# Your goal
Present the lines below again, exactly as they stand.

# Interface dataset entries

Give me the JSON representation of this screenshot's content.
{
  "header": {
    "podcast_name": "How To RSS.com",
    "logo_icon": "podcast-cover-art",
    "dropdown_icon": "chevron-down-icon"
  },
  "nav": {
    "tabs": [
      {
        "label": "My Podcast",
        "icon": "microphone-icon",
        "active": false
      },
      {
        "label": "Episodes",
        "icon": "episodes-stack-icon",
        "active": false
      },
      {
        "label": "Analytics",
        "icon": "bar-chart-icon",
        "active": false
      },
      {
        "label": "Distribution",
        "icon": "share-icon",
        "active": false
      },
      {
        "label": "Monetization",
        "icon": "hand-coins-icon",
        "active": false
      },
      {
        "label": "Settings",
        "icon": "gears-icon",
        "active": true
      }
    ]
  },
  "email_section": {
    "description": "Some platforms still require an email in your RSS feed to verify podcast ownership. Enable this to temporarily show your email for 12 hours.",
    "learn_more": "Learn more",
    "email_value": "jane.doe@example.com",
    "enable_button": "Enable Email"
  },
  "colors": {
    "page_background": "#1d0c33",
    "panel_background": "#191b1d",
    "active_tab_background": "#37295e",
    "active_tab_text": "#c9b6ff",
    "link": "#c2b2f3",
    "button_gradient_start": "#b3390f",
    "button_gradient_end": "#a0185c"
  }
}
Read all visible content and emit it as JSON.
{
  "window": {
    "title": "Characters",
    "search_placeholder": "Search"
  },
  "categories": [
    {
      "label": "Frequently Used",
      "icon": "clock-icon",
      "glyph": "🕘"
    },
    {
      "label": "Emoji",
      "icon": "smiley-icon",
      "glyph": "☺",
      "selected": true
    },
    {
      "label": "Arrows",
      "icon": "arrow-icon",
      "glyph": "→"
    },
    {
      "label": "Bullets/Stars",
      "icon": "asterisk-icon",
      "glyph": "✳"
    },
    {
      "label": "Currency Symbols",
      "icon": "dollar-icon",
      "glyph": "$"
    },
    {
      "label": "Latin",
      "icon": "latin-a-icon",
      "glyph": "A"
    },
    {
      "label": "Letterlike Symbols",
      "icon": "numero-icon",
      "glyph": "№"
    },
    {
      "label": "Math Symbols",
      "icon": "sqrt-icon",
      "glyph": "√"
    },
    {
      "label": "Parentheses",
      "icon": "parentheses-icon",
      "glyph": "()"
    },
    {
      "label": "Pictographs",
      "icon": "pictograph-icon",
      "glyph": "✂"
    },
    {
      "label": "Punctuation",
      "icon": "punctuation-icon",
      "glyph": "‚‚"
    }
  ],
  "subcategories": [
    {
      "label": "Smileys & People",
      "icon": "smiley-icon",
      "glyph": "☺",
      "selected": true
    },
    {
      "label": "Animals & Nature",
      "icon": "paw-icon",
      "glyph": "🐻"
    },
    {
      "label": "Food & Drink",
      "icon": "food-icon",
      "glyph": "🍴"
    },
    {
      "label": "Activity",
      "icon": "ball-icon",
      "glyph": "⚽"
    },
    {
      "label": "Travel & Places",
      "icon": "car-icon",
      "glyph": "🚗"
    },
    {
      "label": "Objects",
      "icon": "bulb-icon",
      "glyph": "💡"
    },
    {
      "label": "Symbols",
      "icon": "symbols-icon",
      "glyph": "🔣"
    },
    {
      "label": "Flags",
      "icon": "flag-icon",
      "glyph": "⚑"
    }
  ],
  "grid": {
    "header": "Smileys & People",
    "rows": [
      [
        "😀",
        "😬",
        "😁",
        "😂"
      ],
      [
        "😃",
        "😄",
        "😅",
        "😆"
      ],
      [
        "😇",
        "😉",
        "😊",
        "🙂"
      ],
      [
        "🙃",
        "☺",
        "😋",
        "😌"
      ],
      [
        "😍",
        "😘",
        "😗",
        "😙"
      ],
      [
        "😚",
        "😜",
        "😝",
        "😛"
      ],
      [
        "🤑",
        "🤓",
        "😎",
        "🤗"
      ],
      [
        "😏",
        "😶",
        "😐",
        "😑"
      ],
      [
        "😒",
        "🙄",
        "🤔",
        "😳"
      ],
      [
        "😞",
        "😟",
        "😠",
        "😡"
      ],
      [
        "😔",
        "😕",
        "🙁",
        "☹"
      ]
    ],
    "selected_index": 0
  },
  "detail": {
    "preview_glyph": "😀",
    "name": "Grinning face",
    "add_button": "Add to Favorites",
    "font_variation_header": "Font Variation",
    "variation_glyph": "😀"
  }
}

# Solution for this task
Give me the JSON representation of this screenshot's content.
{
  "header": {
    "podcast_name": "How To RSS.com",
    "logo_icon": "podcast-cover-art",
    "dropdown_icon": "chevron-down-icon"
  },
  "nav": {
    "tabs": [
      {
        "label": "My Podcast",
        "icon": "microphone-icon",
        "active": false
      },
      {
        "label": "Episodes",
        "icon": "episodes-stack-icon",
        "active": false
      },
      {
        "label": "Analytics",
        "icon": "bar-chart-icon",
        "active": false
      },
      {
        "label": "Distribution",
        "icon": "share-icon",
        "active": false
      },
      {
        "label": "Monetization",
        "icon": "hand-coins-icon",
        "active": false
      },
      {
        "label": "Settings",
        "icon": "gears-icon",
        "active": true
      }
    ]
  },
  "email_section": {
    "description": "Some platforms still require an email in your RSS feed to verify podcast ownership. Enable this to temporarily show your email for 12 hours.",
    "learn_more": "Learn more",
    "email_value": "jane.doe@example.com",
    "enable_button": "Enable Email"
  },
  "colors": {
    "page_background": "#1d0c33",
    "panel_background": "#191b1d",
    "active_tab_background": "#37295e",
    "active_tab_text": "#c9b6ff",
    "link": "#c2b2f3",
    "button_gradient_start": "#b3390f",
    "button_gradient_end": "#a0185c"
  }
}
Read all visible content and emit it as JSON.
{
  "window": {
    "title": "Characters",
    "search_placeholder": "Search"
  },
  "categories": [
    {
      "label": "Frequently Used",
      "icon": "clock-icon",
      "glyph": "🕘"
    },
    {
      "label": "Emoji",
      "icon": "smiley-icon",
      "glyph": "☺",
      "selected": true
    },
    {
      "label": "Arrows",
      "icon": "arrow-icon",
      "glyph": "→"
    },
    {
      "label": "Bullets/Stars",
      "icon": "asterisk-icon",
      "glyph": "✳"
    },
    {
      "label": "Currency Symbols",
      "icon": "dollar-icon",
      "glyph": "$"
    },
    {
      "label": "Latin",
      "icon": "latin-a-icon",
      "glyph": "A"
    },
    {
      "label": "Letterlike Symbols",
      "icon": "numero-icon",
      "glyph": "№"
    },
    {
      "label": "Math Symbols",
      "icon": "sqrt-icon",
      "glyph": "√"
    },
    {
      "label": "Parentheses",
      "icon": "parentheses-icon",
      "glyph": "()"
    },
    {
      "label": "Pictographs",
      "icon": "pictograph-icon",
      "glyph": "✂"
    },
    {
      "label": "Punctuation",
      "icon": "punctuation-icon",
      "glyph": "‚‚"
    }
  ],
  "subcategories": [
    {
      "label": "Smileys & People",
      "icon": "smiley-icon",
      "glyph": "☺",
      "selected": true
    },
    {
      "label": "Animals & Nature",
      "icon": "paw-icon",
      "glyph": "🐻"
    },
    {
      "label": "Food & Drink",
      "icon": "food-icon",
      "glyph": "🍴"
    },
    {
      "label": "Activity",
      "icon": "ball-icon",
      "glyph": "⚽"
    },
    {
      "label": "Travel & Places",
      "icon": "car-icon",
      "glyph": "🚗"
    },
    {
      "label": "Objects",
      "icon": "bulb-icon",
      "glyph": "💡"
    },
    {
      "label": "Symbols",
      "icon": "symbols-icon",
      "glyph": "🔣"
    },
    {
      "label": "Flags",
      "icon": "flag-icon",
      "glyph": "⚑"
    }
  ],
  "grid": {
    "header": "Smileys & People",
    "rows": [
      [
        "😀",
        "😬",
        "😁",
        "😂"
      ],
      [
        "😃",
        "😄",
        "😅",
        "😆"
      ],
      [
        "😇",
        "😉",
        "😊",
        "🙂"
      ],
      [
        "🙃",
        "☺",
        "😋",
        "😌"
      ],
      [
        "😍",
        "😘",
        "😗",
        "😙"
      ],
      [
        "😚",
        "😜",
        "😝",
        "😛"
      ],
      [
        "🤑",
        "🤓",
        "😎",
        "🤗"
      ],
      [
        "😏",
        "😶",
        "😐",
        "😑"
      ],
      [
        "😒",
        "🙄",
        "🤔",
        "😳"
      ],
      [
        "😞",
        "😟",
        "😠",
        "😡"
      ],
      [
        "😔",
        "😕",
        "🙁",
        "☹"
      ]
    ],
    "selected_index": 0
  },
  "detail": {
    "preview_glyph": "😀",
    "name": "Grinning face",
    "add_button": "Add to Favorites",
    "font_variation_header": "Font Variation",
    "variation_glyph": "😀"
  }
}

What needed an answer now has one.